* _DIRECTIONS FOR THIS TASK_
Below are the records; retype each one exactly.

[EXCERPTED RECORDS — start]

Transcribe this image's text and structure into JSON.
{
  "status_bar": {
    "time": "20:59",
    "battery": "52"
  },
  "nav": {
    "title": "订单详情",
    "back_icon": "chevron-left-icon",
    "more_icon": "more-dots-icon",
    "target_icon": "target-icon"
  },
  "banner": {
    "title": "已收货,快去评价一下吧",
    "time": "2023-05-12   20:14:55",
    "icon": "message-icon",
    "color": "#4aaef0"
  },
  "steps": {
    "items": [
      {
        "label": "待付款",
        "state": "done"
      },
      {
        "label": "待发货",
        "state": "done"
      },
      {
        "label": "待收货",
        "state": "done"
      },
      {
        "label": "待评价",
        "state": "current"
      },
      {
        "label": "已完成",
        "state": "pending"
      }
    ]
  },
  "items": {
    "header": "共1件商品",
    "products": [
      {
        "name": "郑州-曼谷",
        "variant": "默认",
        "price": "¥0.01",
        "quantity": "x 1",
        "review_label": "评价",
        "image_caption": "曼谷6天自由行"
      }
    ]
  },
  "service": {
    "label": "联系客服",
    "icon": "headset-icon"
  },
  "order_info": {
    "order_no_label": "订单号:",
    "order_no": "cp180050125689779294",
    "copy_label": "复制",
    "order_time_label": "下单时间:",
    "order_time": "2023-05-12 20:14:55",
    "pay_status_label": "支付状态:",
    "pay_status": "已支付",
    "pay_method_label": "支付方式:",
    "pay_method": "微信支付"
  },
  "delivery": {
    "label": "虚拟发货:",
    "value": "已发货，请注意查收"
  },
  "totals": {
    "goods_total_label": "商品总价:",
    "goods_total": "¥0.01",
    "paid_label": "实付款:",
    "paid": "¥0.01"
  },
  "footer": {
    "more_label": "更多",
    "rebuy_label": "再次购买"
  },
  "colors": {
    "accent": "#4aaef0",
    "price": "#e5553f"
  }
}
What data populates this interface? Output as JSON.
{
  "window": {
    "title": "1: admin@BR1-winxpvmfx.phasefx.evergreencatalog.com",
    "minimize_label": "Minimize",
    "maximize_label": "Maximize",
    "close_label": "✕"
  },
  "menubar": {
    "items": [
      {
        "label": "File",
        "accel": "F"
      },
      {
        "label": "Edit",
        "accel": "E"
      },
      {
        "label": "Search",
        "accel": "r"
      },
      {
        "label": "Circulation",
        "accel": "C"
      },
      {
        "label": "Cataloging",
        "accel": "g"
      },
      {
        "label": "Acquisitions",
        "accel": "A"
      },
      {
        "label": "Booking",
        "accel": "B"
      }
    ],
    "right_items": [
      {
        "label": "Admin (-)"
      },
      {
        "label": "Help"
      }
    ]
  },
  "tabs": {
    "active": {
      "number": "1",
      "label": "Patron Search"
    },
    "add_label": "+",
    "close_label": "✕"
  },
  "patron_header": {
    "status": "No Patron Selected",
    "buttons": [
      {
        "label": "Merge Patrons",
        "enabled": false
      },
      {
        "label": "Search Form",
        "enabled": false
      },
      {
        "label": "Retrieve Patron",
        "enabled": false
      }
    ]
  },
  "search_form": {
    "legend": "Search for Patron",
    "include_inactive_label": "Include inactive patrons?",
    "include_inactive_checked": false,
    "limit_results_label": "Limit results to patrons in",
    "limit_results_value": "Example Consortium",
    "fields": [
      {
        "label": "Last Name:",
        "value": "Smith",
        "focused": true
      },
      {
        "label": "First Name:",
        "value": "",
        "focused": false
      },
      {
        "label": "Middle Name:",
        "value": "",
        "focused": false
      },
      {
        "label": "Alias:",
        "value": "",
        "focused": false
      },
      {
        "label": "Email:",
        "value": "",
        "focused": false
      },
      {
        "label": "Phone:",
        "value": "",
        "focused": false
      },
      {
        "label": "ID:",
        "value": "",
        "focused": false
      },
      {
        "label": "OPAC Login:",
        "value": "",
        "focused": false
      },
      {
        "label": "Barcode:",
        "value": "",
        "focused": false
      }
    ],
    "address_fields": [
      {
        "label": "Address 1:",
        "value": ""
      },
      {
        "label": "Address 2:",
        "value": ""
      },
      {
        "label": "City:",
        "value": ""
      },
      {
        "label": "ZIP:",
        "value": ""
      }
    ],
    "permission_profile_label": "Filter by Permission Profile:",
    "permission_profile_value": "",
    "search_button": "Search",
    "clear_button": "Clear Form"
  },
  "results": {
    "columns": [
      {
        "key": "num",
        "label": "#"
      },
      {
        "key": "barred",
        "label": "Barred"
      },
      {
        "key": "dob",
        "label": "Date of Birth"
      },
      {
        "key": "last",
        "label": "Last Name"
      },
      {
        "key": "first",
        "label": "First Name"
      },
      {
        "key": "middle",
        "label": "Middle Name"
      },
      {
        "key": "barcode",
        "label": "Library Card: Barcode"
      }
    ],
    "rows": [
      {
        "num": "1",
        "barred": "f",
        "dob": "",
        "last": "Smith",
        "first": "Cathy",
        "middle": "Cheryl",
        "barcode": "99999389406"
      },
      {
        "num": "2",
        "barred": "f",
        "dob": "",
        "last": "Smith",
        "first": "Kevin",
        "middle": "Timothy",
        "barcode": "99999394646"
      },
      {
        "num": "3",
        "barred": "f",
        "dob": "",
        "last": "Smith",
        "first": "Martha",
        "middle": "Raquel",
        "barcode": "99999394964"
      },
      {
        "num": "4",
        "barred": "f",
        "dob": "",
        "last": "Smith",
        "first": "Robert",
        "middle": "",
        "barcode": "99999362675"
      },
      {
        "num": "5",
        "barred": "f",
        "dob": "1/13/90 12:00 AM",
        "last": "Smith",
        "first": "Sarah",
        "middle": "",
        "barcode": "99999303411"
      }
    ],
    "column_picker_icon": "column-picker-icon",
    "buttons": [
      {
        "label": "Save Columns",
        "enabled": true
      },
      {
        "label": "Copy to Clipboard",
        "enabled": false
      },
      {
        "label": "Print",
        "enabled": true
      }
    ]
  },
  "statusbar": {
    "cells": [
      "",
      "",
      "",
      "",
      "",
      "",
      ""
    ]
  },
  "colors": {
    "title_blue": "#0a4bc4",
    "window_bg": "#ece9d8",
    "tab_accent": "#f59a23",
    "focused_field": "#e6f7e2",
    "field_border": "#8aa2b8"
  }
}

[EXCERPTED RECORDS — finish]

* _SOLUTION FOR THIS PROBLEM_
Transcribe this image's text and structure into JSON.
{
  "status_bar": {
    "time": "20:59",
    "battery": "52"
  },
  "nav": {
    "title": "订单详情",
    "back_icon": "chevron-left-icon",
    "more_icon": "more-dots-icon",
    "target_icon": "target-icon"
  },
  "banner": {
    "title": "已收货,快去评价一下吧",
    "time": "2023-05-12   20:14:55",
    "icon": "message-icon",
    "color": "#4aaef0"
  },
  "steps": {
    "items": [
      {
        "label": "待付款",
        "state": "done"
      },
      {
        "label": "待发货",
        "state": "done"
      },
      {
        "label": "待收货",
        "state": "done"
      },
      {
        "label": "待评价",
        "state": "current"
      },
      {
        "label": "已完成",
        "state": "pending"
      }
    ]
  },
  "items": {
    "header": "共1件商品",
    "products": [
      {
        "name": "郑州-曼谷",
        "variant": "默认",
        "price": "¥0.01",
        "quantity": "x 1",
        "review_label": "评价",
        "image_caption": "曼谷6天自由行"
      }
    ]
  },
  "service": {
    "label": "联系客服",
    "icon": "headset-icon"
  },
  "order_info": {
    "order_no_label": "订单号:",
    "order_no": "cp180050125689779294",
    "copy_label": "复制",
    "order_time_label": "下单时间:",
    "order_time": "2023-05-12 20:14:55",
    "pay_status_label": "支付状态:",
    "pay_status": "已支付",
    "pay_method_label": "支付方式:",
    "pay_method": "微信支付"
  },
  "delivery": {
    "label": "虚拟发货:",
    "value": "已发货，请注意查收"
  },
  "totals": {
    "goods_total_label": "商品总价:",
    "goods_total": "¥0.01",
    "paid_label": "实付款:",
    "paid": "¥0.01"
  },
  "footer": {
    "more_label": "更多",
    "rebuy_label": "再次购买"
  },
  "colors": {
    "accent": "#4aaef0",
    "price": "#e5553f"
  }
}
What data populates this interface? Output as JSON.
{
  "window": {
    "title": "1: admin@BR1-winxpvmfx.phasefx.evergreencatalog.com",
    "minimize_label": "Minimize",
    "maximize_label": "Maximize",
    "close_label": "✕"
  },
  "menubar": {
    "items": [
      {
        "label": "File",
        "accel": "F"
      },
      {
        "label": "Edit",
        "accel": "E"
      },
      {
        "label": "Search",
        "accel": "r"
      },
      {
        "label": "Circulation",
        "accel": "C"
      },
      {
        "label": "Cataloging",
        "accel": "g"
      },
      {
        "label": "Acquisitions",
        "accel": "A"
      },
      {
        "label": "Booking",
        "accel": "B"
      }
    ],
    "right_items": [
      {
        "label": "Admin (-)"
      },
      {
        "label": "Help"
      }
    ]
  },
  "tabs": {
    "active": {
      "number": "1",
      "label": "Patron Search"
    },
    "add_label": "+",
    "close_label": "✕"
  },
  "patron_header": {
    "status": "No Patron Selected",
    "buttons": [
      {
        "label": "Merge Patrons",
        "enabled": false
      },
      {
        "label": "Search Form",
        "enabled": false
      },
      {
        "label": "Retrieve Patron",
        "enabled": false
      }
    ]
  },
  "search_form": {
    "legend": "Search for Patron",
    "include_inactive_label": "Include inactive patrons?",
    "include_inactive_checked": false,
    "limit_results_label": "Limit results to patrons in",
    "limit_results_value": "Example Consortium",
    "fields": [
      {
        "label": "Last Name:",
        "value": "Smith",
        "focused": true
      },
      {
        "label": "First Name:",
        "value": "",
        "focused": false
      },
      {
        "label": "Middle Name:",
        "value": "",
        "focused": false
      },
      {
        "label": "Alias:",
        "value": "",
        "focused": false
      },
      {
        "label": "Email:",
        "value": "",
        "focused": false
      },
      {
        "label": "Phone:",
        "value": "",
        "focused": false
      },
      {
        "label": "ID:",
        "value": "",
        "focused": false
      },
      {
        "label": "OPAC Login:",
        "value": "",
        "focused": false
      },
      {
        "label": "Barcode:",
        "value": "",
        "focused": false
      }
    ],
    "address_fields": [
      {
        "label": "Address 1:",
        "value": ""
      },
      {
        "label": "Address 2:",
        "value": ""
      },
      {
        "label": "City:",
        "value": ""
      },
      {
        "label": "ZIP:",
        "value": ""
      }
    ],
    "permission_profile_label": "Filter by Permission Profile:",
    "permission_profile_value": "",
    "search_button": "Search",
    "clear_button": "Clear Form"
  },
  "results": {
    "columns": [
      {
        "key": "num",
        "label": "#"
      },
      {
        "key": "barred",
        "label": "Barred"
      },
      {
        "key": "dob",
        "label": "Date of Birth"
      },
      {
        "key": "last",
        "label": "Last Name"
      },
      {
        "key": "first",
        "label": "First Name"
      },
      {
        "key": "middle",
        "label": "Middle Name"
      },
      {
        "key": "barcode",
        "label": "Library Card: Barcode"
      }
    ],
    "rows": [
      {
        "num": "1",
        "barred": "f",
        "dob": "",
        "last": "Smith",
        "first": "Cathy",
        "middle": "Cheryl",
        "barcode": "99999389406"
      },
      {
        "num": "2",
        "barred": "f",
        "dob": "",
        "last": "Smith",
        "first": "Kevin",
        "middle": "Timothy",
        "barcode": "99999394646"
      },
      {
        "num": "3",
        "barred": "f",
        "dob": "",
        "last": "Smith",
        "first": "Martha",
        "middle": "Raquel",
        "barcode": "99999394964"
      },
      {
        "num": "4",
        "barred": "f",
        "dob": "",
        "last": "Smith",
        "first": "Robert",
        "middle": "",
        "barcode": "99999362675"
      },
      {
        "num": "5",
        "barred": "f",
        "dob": "1/13/90 12:00 AM",
        "last": "Smith",
        "first": "Sarah",
        "middle": "",
        "barcode": "99999303411"
      }
    ],
    "column_picker_icon": "column-picker-icon",
    "buttons": [
      {
        "label": "Save Columns",
        "enabled": true
      },
      {
        "label": "Copy to Clipboard",
        "enabled": false
      },
      {
        "label": "Print",
        "enabled": true
      }
    ]
  },
  "statusbar": {
    "cells": [
      "",
      "",
      "",
      "",
      "",
      "",
      ""
    ]
  },
  "colors": {
    "title_blue": "#0a4bc4",
    "window_bg": "#ece9d8",
    "tab_accent": "#f59a23",
    "focused_field": "#e6f7e2",
    "field_border": "#8aa2b8"
  }
}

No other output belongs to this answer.